The records:
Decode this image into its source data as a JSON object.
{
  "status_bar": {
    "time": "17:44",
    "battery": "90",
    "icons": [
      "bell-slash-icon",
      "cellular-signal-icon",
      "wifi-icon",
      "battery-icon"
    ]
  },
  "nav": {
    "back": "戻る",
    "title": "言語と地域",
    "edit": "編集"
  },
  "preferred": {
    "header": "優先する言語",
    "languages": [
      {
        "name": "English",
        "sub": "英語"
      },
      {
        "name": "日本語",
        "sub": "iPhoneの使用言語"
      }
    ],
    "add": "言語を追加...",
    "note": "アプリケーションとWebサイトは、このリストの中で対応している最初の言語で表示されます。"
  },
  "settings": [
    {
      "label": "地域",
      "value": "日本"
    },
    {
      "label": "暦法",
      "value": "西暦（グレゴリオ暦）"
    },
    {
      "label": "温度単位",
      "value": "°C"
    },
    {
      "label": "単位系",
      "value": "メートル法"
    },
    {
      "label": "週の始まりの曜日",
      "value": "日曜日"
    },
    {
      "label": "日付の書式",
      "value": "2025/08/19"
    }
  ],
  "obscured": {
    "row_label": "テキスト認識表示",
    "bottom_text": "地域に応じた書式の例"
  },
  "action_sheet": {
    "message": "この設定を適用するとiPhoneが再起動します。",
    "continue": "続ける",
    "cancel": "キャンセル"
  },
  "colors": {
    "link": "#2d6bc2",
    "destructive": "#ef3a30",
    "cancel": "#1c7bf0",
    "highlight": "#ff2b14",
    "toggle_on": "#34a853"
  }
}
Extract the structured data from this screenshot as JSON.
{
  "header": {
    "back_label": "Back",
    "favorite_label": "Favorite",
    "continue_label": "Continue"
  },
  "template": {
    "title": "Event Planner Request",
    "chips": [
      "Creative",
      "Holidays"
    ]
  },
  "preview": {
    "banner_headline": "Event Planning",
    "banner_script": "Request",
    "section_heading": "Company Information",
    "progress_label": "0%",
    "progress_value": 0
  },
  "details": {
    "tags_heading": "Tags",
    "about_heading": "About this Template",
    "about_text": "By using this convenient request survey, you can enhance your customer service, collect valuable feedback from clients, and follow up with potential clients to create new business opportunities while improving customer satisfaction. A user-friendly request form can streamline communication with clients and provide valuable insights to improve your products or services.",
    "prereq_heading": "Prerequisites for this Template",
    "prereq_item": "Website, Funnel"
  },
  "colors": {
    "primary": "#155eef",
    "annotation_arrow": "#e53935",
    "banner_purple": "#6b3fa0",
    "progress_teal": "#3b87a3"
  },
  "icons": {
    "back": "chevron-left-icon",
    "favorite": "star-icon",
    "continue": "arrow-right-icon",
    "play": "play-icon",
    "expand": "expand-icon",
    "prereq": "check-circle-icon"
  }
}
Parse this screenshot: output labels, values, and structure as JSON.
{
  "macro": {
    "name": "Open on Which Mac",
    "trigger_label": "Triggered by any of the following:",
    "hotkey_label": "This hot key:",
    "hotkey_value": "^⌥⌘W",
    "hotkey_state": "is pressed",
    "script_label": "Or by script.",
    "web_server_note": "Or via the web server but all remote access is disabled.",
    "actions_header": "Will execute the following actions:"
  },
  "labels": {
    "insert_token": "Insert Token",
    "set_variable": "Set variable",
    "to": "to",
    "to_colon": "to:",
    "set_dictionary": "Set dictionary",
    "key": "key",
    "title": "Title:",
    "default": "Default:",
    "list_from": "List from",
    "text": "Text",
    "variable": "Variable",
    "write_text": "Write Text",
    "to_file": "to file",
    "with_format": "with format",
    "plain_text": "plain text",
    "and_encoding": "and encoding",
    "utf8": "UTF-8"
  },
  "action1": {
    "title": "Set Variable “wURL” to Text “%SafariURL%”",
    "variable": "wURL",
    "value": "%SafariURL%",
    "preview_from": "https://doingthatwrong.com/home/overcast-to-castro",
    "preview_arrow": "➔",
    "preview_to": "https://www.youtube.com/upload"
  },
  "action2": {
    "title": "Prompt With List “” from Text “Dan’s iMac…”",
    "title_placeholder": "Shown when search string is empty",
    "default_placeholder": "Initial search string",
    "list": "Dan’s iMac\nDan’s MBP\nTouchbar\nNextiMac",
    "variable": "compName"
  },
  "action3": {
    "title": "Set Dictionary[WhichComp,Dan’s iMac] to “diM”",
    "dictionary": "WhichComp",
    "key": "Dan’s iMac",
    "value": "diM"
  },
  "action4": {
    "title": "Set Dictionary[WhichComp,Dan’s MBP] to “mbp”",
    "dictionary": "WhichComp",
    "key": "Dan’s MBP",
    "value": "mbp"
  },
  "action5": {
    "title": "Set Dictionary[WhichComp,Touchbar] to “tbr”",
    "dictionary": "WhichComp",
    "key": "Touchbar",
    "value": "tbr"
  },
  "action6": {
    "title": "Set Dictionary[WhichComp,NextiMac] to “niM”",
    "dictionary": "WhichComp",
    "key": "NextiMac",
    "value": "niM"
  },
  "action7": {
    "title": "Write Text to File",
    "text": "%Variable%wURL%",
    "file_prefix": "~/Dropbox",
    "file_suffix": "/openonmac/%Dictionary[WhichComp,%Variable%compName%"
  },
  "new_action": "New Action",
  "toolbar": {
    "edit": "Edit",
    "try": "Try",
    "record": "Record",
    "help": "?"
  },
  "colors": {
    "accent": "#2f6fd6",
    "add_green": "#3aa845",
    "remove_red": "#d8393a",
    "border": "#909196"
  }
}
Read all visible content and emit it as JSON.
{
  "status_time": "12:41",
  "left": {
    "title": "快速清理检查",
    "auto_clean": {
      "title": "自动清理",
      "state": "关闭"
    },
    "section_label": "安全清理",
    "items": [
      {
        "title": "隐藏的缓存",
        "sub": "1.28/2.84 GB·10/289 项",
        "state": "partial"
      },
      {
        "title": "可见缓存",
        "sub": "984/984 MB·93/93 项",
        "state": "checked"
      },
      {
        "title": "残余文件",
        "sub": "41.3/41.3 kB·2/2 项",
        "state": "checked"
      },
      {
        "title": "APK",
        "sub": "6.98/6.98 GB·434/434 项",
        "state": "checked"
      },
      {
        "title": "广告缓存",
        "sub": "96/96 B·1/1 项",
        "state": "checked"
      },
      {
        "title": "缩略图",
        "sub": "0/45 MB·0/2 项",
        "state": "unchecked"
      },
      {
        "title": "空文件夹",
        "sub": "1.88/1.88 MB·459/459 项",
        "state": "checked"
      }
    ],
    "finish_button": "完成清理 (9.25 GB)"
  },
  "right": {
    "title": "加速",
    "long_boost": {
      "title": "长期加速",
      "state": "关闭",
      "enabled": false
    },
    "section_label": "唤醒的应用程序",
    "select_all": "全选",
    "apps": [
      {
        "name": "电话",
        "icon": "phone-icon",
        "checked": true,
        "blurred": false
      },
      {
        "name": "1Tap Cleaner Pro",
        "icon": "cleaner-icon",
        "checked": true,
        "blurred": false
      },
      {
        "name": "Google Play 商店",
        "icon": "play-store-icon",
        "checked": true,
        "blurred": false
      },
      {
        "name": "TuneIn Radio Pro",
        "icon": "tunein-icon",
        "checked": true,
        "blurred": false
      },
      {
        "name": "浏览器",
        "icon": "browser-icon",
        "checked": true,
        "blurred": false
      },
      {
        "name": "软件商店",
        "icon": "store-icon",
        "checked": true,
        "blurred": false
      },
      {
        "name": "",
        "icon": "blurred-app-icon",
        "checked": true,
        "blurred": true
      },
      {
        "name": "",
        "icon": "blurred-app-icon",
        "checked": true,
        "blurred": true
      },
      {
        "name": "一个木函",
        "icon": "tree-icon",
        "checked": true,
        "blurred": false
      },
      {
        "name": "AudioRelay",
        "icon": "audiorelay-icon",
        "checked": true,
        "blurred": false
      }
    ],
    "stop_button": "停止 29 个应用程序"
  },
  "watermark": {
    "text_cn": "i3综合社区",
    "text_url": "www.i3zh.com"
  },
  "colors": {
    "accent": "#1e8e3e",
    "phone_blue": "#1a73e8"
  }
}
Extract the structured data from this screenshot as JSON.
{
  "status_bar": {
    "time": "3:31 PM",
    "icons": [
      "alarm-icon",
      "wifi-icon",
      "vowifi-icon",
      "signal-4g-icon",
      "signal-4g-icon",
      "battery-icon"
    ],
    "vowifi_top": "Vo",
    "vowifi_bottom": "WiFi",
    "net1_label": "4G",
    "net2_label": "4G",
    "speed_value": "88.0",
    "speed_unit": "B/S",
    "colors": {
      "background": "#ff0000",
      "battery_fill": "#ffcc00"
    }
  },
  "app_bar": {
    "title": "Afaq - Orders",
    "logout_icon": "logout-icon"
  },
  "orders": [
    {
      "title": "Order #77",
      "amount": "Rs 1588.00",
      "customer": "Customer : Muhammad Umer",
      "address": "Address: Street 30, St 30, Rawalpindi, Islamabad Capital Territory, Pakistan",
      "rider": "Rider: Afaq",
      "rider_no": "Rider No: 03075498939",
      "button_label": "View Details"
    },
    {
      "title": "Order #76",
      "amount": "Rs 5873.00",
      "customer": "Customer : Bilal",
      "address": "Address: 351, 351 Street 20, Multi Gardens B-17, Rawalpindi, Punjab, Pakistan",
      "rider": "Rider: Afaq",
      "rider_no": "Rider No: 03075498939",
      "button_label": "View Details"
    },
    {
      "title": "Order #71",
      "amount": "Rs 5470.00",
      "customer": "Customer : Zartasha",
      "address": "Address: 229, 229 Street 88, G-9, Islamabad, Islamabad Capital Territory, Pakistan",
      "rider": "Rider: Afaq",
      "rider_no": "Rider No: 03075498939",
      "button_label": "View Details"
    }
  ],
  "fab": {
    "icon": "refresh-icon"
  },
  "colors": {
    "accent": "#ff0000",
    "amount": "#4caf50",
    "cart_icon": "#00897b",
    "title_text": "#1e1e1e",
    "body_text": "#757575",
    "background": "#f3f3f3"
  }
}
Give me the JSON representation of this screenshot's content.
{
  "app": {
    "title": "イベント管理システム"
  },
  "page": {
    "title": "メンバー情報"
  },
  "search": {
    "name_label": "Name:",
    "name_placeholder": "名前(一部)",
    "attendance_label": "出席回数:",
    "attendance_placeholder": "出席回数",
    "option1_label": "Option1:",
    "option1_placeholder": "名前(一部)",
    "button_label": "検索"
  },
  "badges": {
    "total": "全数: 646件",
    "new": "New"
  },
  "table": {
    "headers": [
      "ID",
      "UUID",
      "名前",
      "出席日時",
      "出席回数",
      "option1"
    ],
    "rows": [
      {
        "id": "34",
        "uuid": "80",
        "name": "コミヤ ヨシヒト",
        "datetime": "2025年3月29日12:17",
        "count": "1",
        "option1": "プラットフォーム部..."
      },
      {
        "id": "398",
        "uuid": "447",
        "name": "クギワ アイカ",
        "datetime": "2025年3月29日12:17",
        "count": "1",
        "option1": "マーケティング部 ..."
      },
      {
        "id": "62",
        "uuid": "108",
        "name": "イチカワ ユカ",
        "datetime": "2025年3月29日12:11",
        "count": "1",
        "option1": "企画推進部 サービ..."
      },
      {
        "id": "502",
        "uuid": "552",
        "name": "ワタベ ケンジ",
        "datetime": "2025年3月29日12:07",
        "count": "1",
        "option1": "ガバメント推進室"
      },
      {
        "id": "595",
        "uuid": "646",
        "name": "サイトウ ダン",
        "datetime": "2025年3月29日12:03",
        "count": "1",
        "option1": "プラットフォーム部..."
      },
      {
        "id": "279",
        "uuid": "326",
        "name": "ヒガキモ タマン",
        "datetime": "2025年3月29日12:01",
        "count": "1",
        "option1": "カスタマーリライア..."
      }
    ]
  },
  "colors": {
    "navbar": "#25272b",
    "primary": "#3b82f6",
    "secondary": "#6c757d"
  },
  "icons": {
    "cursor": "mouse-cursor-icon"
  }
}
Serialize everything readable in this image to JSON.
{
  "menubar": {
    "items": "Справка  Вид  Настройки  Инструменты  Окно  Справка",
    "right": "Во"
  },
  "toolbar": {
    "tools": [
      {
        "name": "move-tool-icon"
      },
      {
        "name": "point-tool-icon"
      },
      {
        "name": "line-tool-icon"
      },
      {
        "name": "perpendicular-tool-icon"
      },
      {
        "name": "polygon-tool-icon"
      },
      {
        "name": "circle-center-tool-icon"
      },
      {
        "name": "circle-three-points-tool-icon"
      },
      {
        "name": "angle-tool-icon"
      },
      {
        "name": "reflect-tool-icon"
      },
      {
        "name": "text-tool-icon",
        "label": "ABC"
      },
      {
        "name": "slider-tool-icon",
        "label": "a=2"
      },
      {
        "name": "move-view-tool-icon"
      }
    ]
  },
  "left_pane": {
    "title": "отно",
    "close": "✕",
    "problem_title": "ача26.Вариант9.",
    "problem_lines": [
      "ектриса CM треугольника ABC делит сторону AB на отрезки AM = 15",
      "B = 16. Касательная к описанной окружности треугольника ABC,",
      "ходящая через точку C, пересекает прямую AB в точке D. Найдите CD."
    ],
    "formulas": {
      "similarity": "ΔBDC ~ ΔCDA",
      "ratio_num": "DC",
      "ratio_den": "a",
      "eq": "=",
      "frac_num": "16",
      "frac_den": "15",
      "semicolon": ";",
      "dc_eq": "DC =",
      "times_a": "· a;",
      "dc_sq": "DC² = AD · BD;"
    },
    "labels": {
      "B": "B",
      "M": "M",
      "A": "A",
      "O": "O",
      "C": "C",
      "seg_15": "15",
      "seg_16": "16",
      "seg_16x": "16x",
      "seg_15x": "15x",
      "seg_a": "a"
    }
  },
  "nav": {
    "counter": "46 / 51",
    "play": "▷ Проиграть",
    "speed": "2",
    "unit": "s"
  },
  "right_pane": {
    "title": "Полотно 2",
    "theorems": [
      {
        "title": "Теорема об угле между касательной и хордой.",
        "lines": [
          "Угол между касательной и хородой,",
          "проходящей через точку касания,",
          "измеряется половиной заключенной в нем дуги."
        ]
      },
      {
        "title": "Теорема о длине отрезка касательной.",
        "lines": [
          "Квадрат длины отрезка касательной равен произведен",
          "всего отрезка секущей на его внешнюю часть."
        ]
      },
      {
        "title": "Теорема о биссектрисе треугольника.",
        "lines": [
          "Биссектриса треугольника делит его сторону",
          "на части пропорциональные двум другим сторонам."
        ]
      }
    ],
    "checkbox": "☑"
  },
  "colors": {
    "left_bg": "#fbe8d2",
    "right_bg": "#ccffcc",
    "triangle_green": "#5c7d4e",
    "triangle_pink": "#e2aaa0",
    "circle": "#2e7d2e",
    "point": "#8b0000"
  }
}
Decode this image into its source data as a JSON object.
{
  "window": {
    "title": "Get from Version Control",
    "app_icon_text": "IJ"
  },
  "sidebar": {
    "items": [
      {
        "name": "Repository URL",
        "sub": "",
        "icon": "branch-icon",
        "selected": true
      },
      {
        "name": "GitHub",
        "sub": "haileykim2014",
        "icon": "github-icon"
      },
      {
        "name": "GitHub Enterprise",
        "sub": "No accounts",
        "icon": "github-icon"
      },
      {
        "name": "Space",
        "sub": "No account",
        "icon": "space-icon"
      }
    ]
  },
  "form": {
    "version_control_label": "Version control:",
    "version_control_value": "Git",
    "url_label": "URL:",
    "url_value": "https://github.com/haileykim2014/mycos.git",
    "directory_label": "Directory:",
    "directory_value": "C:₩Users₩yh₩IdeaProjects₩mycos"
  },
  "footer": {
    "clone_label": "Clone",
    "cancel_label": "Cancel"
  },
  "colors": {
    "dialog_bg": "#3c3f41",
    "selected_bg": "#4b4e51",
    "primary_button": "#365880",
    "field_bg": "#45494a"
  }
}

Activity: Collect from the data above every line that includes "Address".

Worked solution:
      "address": "Address: Street 30, St 30, Rawalpindi, Islamabad Capital Territory, Pakistan",
      "address": "Address: 351, 351 Street 20, Multi Gardens B-17, Rawalpindi, Punjab, Pakistan",
      "address": "Address: 229, 229 Street 88, G-9, Islamabad, Islamabad Capital Territory, Pakistan",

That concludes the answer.